■ EXERCISE INSTRUCTIONS ■
Without the pictures, set down the records below word for word.

= = = =

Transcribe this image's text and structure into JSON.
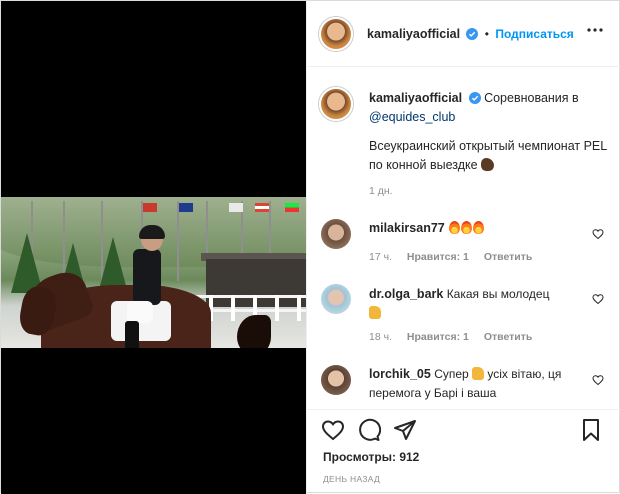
{
  "header": {
    "username": "kamaliyaofficial",
    "follow_label": "Подписаться",
    "separator": "•"
  },
  "caption": {
    "username": "kamaliyaofficial",
    "text_before_mention": "Соревнования в",
    "mention": "@equides_club",
    "body": "Всеукраинский открытый чемпионат PEL по конной выездке",
    "time": "1 дн."
  },
  "comments": [
    {
      "username": "milakirsan77",
      "text": "",
      "time": "17 ч.",
      "likes": "Нравится: 1",
      "reply": "Ответить"
    },
    {
      "username": "dr.olga_bark",
      "text": "Какая вы молодец",
      "time": "18 ч.",
      "likes": "Нравится: 1",
      "reply": "Ответить"
    },
    {
      "username": "lorchik_05",
      "text_before_emoji": "Супер",
      "text_after_emoji": "усіх вітаю, ця перемога у Барі і ваша"
    }
  ],
  "footer": {
    "views_label": "Просмотры: 912",
    "posted_label": "ДЕНЬ НАЗАД"
  },
  "icons": {
    "verified": "verified-badge-icon",
    "more": "more-options-icon",
    "like": "heart-icon",
    "comment": "comment-bubble-icon",
    "share": "paper-plane-icon",
    "save": "bookmark-icon"
  },
  "colors": {
    "link_blue": "#0095f6",
    "mention_blue": "#00376b",
    "muted_text": "#8e8e8e",
    "primary_text": "#262626",
    "divider": "#efefef"
  }
}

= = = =

■ EXERCISE SOLUTION ■
Transcribe this image's text and structure into JSON.
{
  "header": {
    "username": "kamaliyaofficial",
    "follow_label": "Подписаться",
    "separator": "•"
  },
  "caption": {
    "username": "kamaliyaofficial",
    "text_before_mention": "Соревнования в",
    "mention": "@equides_club",
    "body": "Всеукраинский открытый чемпионат PEL по конной выездке",
    "time": "1 дн."
  },
  "comments": [
    {
      "username": "milakirsan77",
      "text": "",
      "time": "17 ч.",
      "likes": "Нравится: 1",
      "reply": "Ответить"
    },
    {
      "username": "dr.olga_bark",
      "text": "Какая вы молодец",
      "time": "18 ч.",
      "likes": "Нравится: 1",
      "reply": "Ответить"
    },
    {
      "username": "lorchik_05",
      "text_before_emoji": "Супер",
      "text_after_emoji": "усіх вітаю, ця перемога у Барі і ваша"
    }
  ],
  "footer": {
    "views_label": "Просмотры: 912",
    "posted_label": "ДЕНЬ НАЗАД"
  },
  "icons": {
    "verified": "verified-badge-icon",
    "more": "more-options-icon",
    "like": "heart-icon",
    "comment": "comment-bubble-icon",
    "share": "paper-plane-icon",
    "save": "bookmark-icon"
  },
  "colors": {
    "link_blue": "#0095f6",
    "mention_blue": "#00376b",
    "muted_text": "#8e8e8e",
    "primary_text": "#262626",
    "divider": "#efefef"
  }
}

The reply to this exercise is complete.